WHAT IS BEING ASKED:
In the data that follows, how many lines contain the word "Ctrl"? Give only that number.

THE RECORDS:
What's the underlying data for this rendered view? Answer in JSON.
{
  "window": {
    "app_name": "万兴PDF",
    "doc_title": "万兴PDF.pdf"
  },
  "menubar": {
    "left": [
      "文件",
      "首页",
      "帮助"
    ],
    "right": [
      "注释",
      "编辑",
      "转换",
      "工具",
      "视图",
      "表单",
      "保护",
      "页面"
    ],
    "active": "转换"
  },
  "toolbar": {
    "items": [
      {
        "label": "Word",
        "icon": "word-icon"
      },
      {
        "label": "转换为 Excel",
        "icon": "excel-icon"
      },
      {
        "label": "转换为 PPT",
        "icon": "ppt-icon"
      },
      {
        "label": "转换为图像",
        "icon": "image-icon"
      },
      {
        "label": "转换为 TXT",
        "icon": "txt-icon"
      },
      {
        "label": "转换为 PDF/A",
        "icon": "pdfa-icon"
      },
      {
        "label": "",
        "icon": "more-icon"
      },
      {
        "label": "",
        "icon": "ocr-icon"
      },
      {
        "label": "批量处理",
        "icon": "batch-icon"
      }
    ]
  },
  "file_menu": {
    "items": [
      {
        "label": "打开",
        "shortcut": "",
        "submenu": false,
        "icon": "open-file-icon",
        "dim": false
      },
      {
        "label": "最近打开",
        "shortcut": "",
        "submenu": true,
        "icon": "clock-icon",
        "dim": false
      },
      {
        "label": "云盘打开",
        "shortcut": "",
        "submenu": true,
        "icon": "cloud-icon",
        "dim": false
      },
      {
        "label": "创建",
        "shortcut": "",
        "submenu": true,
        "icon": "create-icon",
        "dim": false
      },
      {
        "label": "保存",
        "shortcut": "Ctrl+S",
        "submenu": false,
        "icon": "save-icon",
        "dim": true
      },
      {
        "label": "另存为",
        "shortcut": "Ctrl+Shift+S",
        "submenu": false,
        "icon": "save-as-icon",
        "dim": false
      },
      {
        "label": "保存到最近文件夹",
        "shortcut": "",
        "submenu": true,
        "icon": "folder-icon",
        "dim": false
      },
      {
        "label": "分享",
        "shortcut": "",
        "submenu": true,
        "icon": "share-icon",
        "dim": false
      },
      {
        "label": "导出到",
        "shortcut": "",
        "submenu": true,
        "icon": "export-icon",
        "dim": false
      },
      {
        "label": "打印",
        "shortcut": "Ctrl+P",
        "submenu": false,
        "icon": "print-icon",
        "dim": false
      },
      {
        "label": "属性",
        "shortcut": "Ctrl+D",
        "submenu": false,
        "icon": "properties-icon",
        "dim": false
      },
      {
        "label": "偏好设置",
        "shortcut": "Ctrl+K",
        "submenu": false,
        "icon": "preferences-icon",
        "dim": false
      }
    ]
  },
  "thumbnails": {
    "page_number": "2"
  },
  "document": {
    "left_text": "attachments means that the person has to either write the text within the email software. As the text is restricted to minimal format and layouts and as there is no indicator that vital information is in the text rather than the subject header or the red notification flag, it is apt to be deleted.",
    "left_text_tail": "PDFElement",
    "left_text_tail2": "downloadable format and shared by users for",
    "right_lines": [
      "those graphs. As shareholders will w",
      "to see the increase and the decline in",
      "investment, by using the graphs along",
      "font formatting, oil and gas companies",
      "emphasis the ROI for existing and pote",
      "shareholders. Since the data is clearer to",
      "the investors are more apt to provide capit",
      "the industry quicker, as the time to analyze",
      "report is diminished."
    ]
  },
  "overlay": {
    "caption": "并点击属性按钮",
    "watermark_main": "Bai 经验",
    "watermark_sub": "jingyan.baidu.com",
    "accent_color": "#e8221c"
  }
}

RESULT FOR THIS TASK:
5